● **Try it**: Return the listing below unchanged, but without pictures.

● **Data for the task**:

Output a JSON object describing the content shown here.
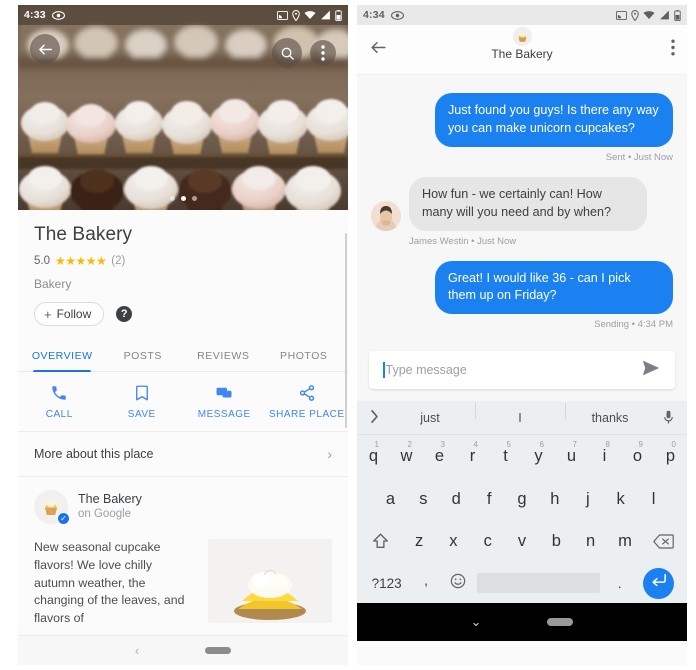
{
  "left_phone": {
    "status_bar": {
      "time": "4:33",
      "left_icons": [
        "eye-icon"
      ],
      "right_icons": [
        "cast-icon",
        "location-icon",
        "wifi-icon",
        "signal-icon",
        "battery-icon"
      ]
    },
    "photo_header": {
      "back_icon": "back-arrow-icon",
      "search_icon": "search-icon",
      "more_icon": "more-vertical-icon",
      "carousel_dots": 3,
      "active_dot": 1
    },
    "place": {
      "name": "The Bakery",
      "rating": "5.0",
      "stars": "★★★★★",
      "review_count": "(2)",
      "category": "Bakery",
      "follow_label": "Follow",
      "follow_plus": "+",
      "help_label": "?"
    },
    "tabs": [
      {
        "label": "OVERVIEW",
        "active": true
      },
      {
        "label": "POSTS",
        "active": false
      },
      {
        "label": "REVIEWS",
        "active": false
      },
      {
        "label": "PHOTOS",
        "active": false
      }
    ],
    "actions": [
      {
        "label": "CALL",
        "icon": "phone-icon"
      },
      {
        "label": "SAVE",
        "icon": "bookmark-icon"
      },
      {
        "label": "MESSAGE",
        "icon": "message-icon"
      },
      {
        "label": "SHARE PLACE",
        "icon": "share-icon"
      }
    ],
    "more_about": {
      "label": "More about this place",
      "chevron": "›"
    },
    "post": {
      "author": "The Bakery",
      "source": "on Google",
      "verified_mark": "✓",
      "avatar_glyph": "🧁",
      "text": "New seasonal cupcake flavors! We love chilly autumn weather, the changing of the leaves, and flavors of"
    },
    "navbar": {
      "back": "‹",
      "pill": ""
    },
    "accent_color": "#1a73e8",
    "star_color": "#fabb05"
  },
  "right_phone": {
    "status_bar": {
      "time": "4:34",
      "left_icons": [
        "eye-icon"
      ],
      "right_icons": [
        "cast-icon",
        "location-icon",
        "wifi-icon",
        "signal-icon",
        "battery-icon"
      ]
    },
    "header": {
      "back_icon": "back-arrow-icon",
      "avatar_glyph": "🧁",
      "title": "The Bakery",
      "more_icon": "more-vertical-icon"
    },
    "messages": [
      {
        "direction": "out",
        "text": "Just found you guys! Is there any way you can make unicorn cupcakes?",
        "meta": "Sent • Just Now"
      },
      {
        "direction": "in",
        "text": "How fun - we certainly can! How many will you need and by when?",
        "meta": "James Westin • Just Now"
      },
      {
        "direction": "out",
        "text": "Great! I would like 36 - can I pick them up on Friday?",
        "meta": "Sending • 4:34 PM"
      }
    ],
    "composer": {
      "placeholder": "Type message",
      "send_icon": "send-icon"
    },
    "bubble_out_color": "#1b81f0",
    "bubble_in_color": "#e6e6e6"
  },
  "keyboard": {
    "expand_icon": "chevron-right-icon",
    "suggestions": [
      "just",
      "I",
      "thanks"
    ],
    "mic_icon": "microphone-icon",
    "row1": [
      {
        "key": "q",
        "num": "1"
      },
      {
        "key": "w",
        "num": "2"
      },
      {
        "key": "e",
        "num": "3"
      },
      {
        "key": "r",
        "num": "4"
      },
      {
        "key": "t",
        "num": "5"
      },
      {
        "key": "y",
        "num": "6"
      },
      {
        "key": "u",
        "num": "7"
      },
      {
        "key": "i",
        "num": "8"
      },
      {
        "key": "o",
        "num": "9"
      },
      {
        "key": "p",
        "num": "0"
      }
    ],
    "row2": [
      "a",
      "s",
      "d",
      "f",
      "g",
      "h",
      "j",
      "k",
      "l"
    ],
    "row3": [
      "z",
      "x",
      "c",
      "v",
      "b",
      "n",
      "m"
    ],
    "shift_icon": "shift-icon",
    "backspace_icon": "backspace-icon",
    "numbers_key": "?123",
    "comma_key": ",",
    "emoji_key": "emoji-icon",
    "period_key": ".",
    "enter_icon": "enter-icon",
    "navbar": {
      "down": "⌄",
      "pill": ""
    }
  }
}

● **Your solution**:
Output a JSON object describing the content shown here.
{
  "left_phone": {
    "status_bar": {
      "time": "4:33",
      "left_icons": [
        "eye-icon"
      ],
      "right_icons": [
        "cast-icon",
        "location-icon",
        "wifi-icon",
        "signal-icon",
        "battery-icon"
      ]
    },
    "photo_header": {
      "back_icon": "back-arrow-icon",
      "search_icon": "search-icon",
      "more_icon": "more-vertical-icon",
      "carousel_dots": 3,
      "active_dot": 1
    },
    "place": {
      "name": "The Bakery",
      "rating": "5.0",
      "stars": "★★★★★",
      "review_count": "(2)",
      "category": "Bakery",
      "follow_label": "Follow",
      "follow_plus": "+",
      "help_label": "?"
    },
    "tabs": [
      {
        "label": "OVERVIEW",
        "active": true
      },
      {
        "label": "POSTS",
        "active": false
      },
      {
        "label": "REVIEWS",
        "active": false
      },
      {
        "label": "PHOTOS",
        "active": false
      }
    ],
    "actions": [
      {
        "label": "CALL",
        "icon": "phone-icon"
      },
      {
        "label": "SAVE",
        "icon": "bookmark-icon"
      },
      {
        "label": "MESSAGE",
        "icon": "message-icon"
      },
      {
        "label": "SHARE PLACE",
        "icon": "share-icon"
      }
    ],
    "more_about": {
      "label": "More about this place",
      "chevron": "›"
    },
    "post": {
      "author": "The Bakery",
      "source": "on Google",
      "verified_mark": "✓",
      "avatar_glyph": "🧁",
      "text": "New seasonal cupcake flavors! We love chilly autumn weather, the changing of the leaves, and flavors of"
    },
    "navbar": {
      "back": "‹",
      "pill": ""
    },
    "accent_color": "#1a73e8",
    "star_color": "#fabb05"
  },
  "right_phone": {
    "status_bar": {
      "time": "4:34",
      "left_icons": [
        "eye-icon"
      ],
      "right_icons": [
        "cast-icon",
        "location-icon",
        "wifi-icon",
        "signal-icon",
        "battery-icon"
      ]
    },
    "header": {
      "back_icon": "back-arrow-icon",
      "avatar_glyph": "🧁",
      "title": "The Bakery",
      "more_icon": "more-vertical-icon"
    },
    "messages": [
      {
        "direction": "out",
        "text": "Just found you guys! Is there any way you can make unicorn cupcakes?",
        "meta": "Sent • Just Now"
      },
      {
        "direction": "in",
        "text": "How fun - we certainly can! How many will you need and by when?",
        "meta": "James Westin • Just Now"
      },
      {
        "direction": "out",
        "text": "Great! I would like 36 - can I pick them up on Friday?",
        "meta": "Sending • 4:34 PM"
      }
    ],
    "composer": {
      "placeholder": "Type message",
      "send_icon": "send-icon"
    },
    "bubble_out_color": "#1b81f0",
    "bubble_in_color": "#e6e6e6"
  },
  "keyboard": {
    "expand_icon": "chevron-right-icon",
    "suggestions": [
      "just",
      "I",
      "thanks"
    ],
    "mic_icon": "microphone-icon",
    "row1": [
      {
        "key": "q",
        "num": "1"
      },
      {
        "key": "w",
        "num": "2"
      },
      {
        "key": "e",
        "num": "3"
      },
      {
        "key": "r",
        "num": "4"
      },
      {
        "key": "t",
        "num": "5"
      },
      {
        "key": "y",
        "num": "6"
      },
      {
        "key": "u",
        "num": "7"
      },
      {
        "key": "i",
        "num": "8"
      },
      {
        "key": "o",
        "num": "9"
      },
      {
        "key": "p",
        "num": "0"
      }
    ],
    "row2": [
      "a",
      "s",
      "d",
      "f",
      "g",
      "h",
      "j",
      "k",
      "l"
    ],
    "row3": [
      "z",
      "x",
      "c",
      "v",
      "b",
      "n",
      "m"
    ],
    "shift_icon": "shift-icon",
    "backspace_icon": "backspace-icon",
    "numbers_key": "?123",
    "comma_key": ",",
    "emoji_key": "emoji-icon",
    "period_key": ".",
    "enter_icon": "enter-icon",
    "navbar": {
      "down": "⌄",
      "pill": ""
    }
  }
}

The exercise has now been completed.